Stanford University, Cal., Sept. 19 – Dr. David Starr Jordan, 80-year-old chancellor-emeritus of Stanford University, died here to-day of a complication of aliments from which he has suffered for several months. Dr. Jordan, noted peace advocate passed away about 9:45 A.M., while he was still unconscious as a result of his fifth stroke of paralysis yesterday. He died at Serra House his Stanford campus home. With Dr. Jordan at his death were Mrs. Jessie Knight Jordan, his wife, Knight Jordan, as son, and two physicians and two nurses. The physicians of the aged educator were Dr. Russell V. Lee and Dr. Blake Wilbur, son of Dr. Ray Lyman Wilbur, president of Stanford University. Dr. Ray Lyman Wilbur, secretary of the interior, a life-long friend of Dr. Jordan, left only yesterday for Washington after a visit at his home here. Besides the widow Dr. Jordan is survived by three children. They are: Mrs. Nathaniel Gardener of Berkeley, Harold Bowen Jordan, Medford, Oregon, and Knight Starr Jordan of Palo Alto, Cal. Mrs. Gardener and Harold are children by Dr. Jordan’s first marriage and Knight Starr Jordan is the son of Dr. Jordan and the present Mrs. Jordan. Two children died. A daughter, Barbara, died as a child and Eric Jordan died four years ago at the age of 23. The last stroke was sudden. It came after a day spent in apparent ease. The fourth stroke was about a month ago and after recovery from it Dr. Jordan seemed on the road to health, despite his years. Outside of Stanford Dr. Jordan is best known as an advocate of international peace. But he was an authority on many other matters. His chief profession was that of ichthyologist. He was the author of many books on education, peace and science. As president of Indiana University he was once the youngest university president in the country. On his retirement as president of Stanford he was widely regarded as the dean of college presidents and the title of chancellor-emeritus was conferred upon him. Dr. Jordan’s death will not interfere with this afternoon’s football game in Stanford Stadium between the Stanford Varsity team and the West Coast Army team. Members of the Jordan family communicated with the Stanford Board of Athletic Control that the game be not cancelled because of Dr. Jordan’s death as he would not have wanted to stand in the way of such an enterprise. Dr. Robert E. Swain, acting president of the university while Dr. Wilbur in on leave, was in Los Angeles at the time of the death. Mrs. Mary Jordan Edwards, a sister of the educator, lives in Whittier, Calif. Dr. Jordan’s funeral will be held at 2:30 P.M. Monday in the Stanford Memorial Church. Dr. D. Charles Gardner, university chaplain, and Dr. Augustine T. Murray member of the faculty for years and former pastor to President Herbert Hoover at the Friends’ Church in Washington, will officiate at the ceremonies. The body will lie in state at the church from 10 A.M. to 1 P.M. Monday. Cremation will be at Cypress Lawn Cemetery.

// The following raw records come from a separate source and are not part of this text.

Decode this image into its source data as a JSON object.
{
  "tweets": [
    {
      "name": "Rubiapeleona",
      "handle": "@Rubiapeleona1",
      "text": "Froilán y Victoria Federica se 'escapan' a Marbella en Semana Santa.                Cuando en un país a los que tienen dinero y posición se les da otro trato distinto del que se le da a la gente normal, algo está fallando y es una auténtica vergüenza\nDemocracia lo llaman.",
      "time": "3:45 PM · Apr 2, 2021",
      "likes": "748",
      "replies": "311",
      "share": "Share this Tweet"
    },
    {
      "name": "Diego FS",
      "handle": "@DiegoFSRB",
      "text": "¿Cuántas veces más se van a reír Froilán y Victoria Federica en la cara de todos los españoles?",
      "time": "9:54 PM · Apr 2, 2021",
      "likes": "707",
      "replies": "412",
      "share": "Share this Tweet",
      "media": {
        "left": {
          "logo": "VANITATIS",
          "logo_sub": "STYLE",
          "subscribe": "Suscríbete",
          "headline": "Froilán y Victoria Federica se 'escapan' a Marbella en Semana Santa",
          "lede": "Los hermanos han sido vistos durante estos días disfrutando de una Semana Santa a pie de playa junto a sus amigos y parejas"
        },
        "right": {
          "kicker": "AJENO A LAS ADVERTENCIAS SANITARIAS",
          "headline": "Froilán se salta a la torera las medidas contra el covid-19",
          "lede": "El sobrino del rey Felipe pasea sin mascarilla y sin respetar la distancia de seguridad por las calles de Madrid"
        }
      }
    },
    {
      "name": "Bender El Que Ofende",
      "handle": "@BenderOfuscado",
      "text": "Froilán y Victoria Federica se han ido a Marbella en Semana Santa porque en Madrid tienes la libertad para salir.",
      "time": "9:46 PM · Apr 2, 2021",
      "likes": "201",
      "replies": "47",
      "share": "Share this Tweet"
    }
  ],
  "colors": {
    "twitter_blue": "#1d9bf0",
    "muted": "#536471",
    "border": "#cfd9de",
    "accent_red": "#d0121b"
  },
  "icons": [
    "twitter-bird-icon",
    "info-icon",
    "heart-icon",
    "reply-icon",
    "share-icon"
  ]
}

MEDIA: D0429 - David Starr Jordan
D0433 - David Starr & Eric Knight Jordan (1908)
D0444 - David Starr Jordan (1921) (The Days of Man Vol. II)
D0445 - David Starr Jordan
D0446 - David Starr Jordan
D0517 - David Starr Jordan
D0521 - David Starr Jordan